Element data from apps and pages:
--*--
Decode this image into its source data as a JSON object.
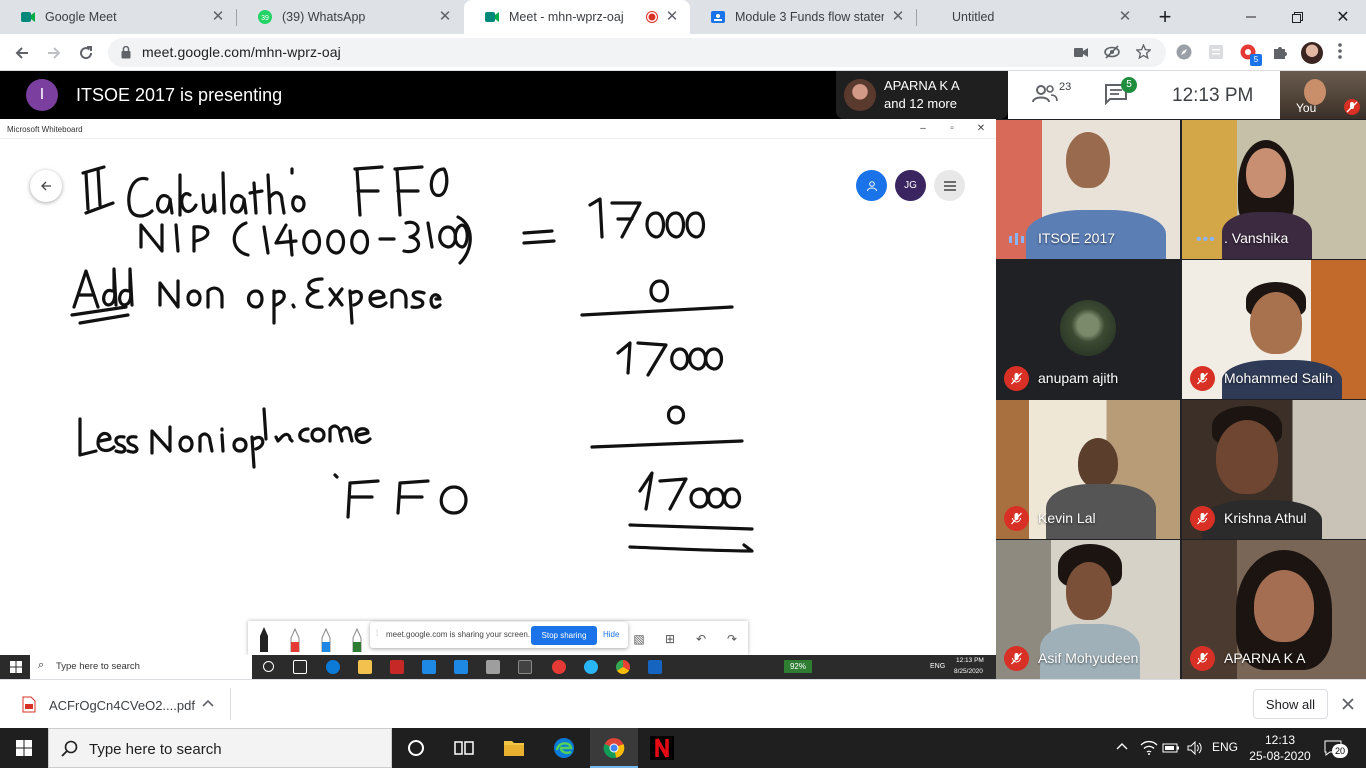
{
  "browser": {
    "tabs": [
      {
        "title": "Google Meet",
        "active": false
      },
      {
        "title": "(39) WhatsApp",
        "active": false
      },
      {
        "title": "Meet - mhn-wprz-oaj",
        "active": true
      },
      {
        "title": "Module 3 Funds flow statemen",
        "active": false
      },
      {
        "title": "Untitled",
        "active": false
      }
    ],
    "url": "meet.google.com/mhn-wprz-oaj",
    "extension_badge": "5"
  },
  "meet": {
    "presenter_initial": "I",
    "presenting_text": "ITSOE 2017 is presenting",
    "people_chip": {
      "line1": "APARNA K A",
      "line2": "and 12 more"
    },
    "participant_count": "23",
    "chat_badge": "5",
    "clock": "12:13  PM",
    "self_label": "You"
  },
  "whiteboard": {
    "window_title": "Microsoft Whiteboard",
    "avatar_initials": "JG",
    "share_text": "meet.google.com is sharing your screen.",
    "stop_sharing": "Stop sharing",
    "hide": "Hide"
  },
  "inner_taskbar": {
    "search_placeholder": "Type here to search",
    "battery": "92%",
    "lang": "ENG",
    "time": "12:13 PM",
    "date": "8/25/2020"
  },
  "participants": [
    {
      "name": "ITSOE 2017",
      "muted": false,
      "speaking": true
    },
    {
      "name": ". Vanshika",
      "muted": false,
      "speaking": false
    },
    {
      "name": "anupam ajith",
      "muted": true
    },
    {
      "name": "Mohammed Salih",
      "muted": true
    },
    {
      "name": "Kevin Lal",
      "muted": true
    },
    {
      "name": "Krishna Athul",
      "muted": true
    },
    {
      "name": "Asif Mohyudeen",
      "muted": true
    },
    {
      "name": "APARNA K A",
      "muted": true
    }
  ],
  "downloads": {
    "file": "ACFrOgCn4CVeO2....pdf",
    "show_all": "Show all"
  },
  "taskbar": {
    "search_placeholder": "Type here to search",
    "lang": "ENG",
    "time": "12:13",
    "date": "25-08-2020",
    "notifications": "20"
  }
}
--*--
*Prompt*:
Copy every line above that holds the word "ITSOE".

*Final answer*:
    "presenting_text": "ITSOE 2017 is presenting",
      "name": "ITSOE 2017",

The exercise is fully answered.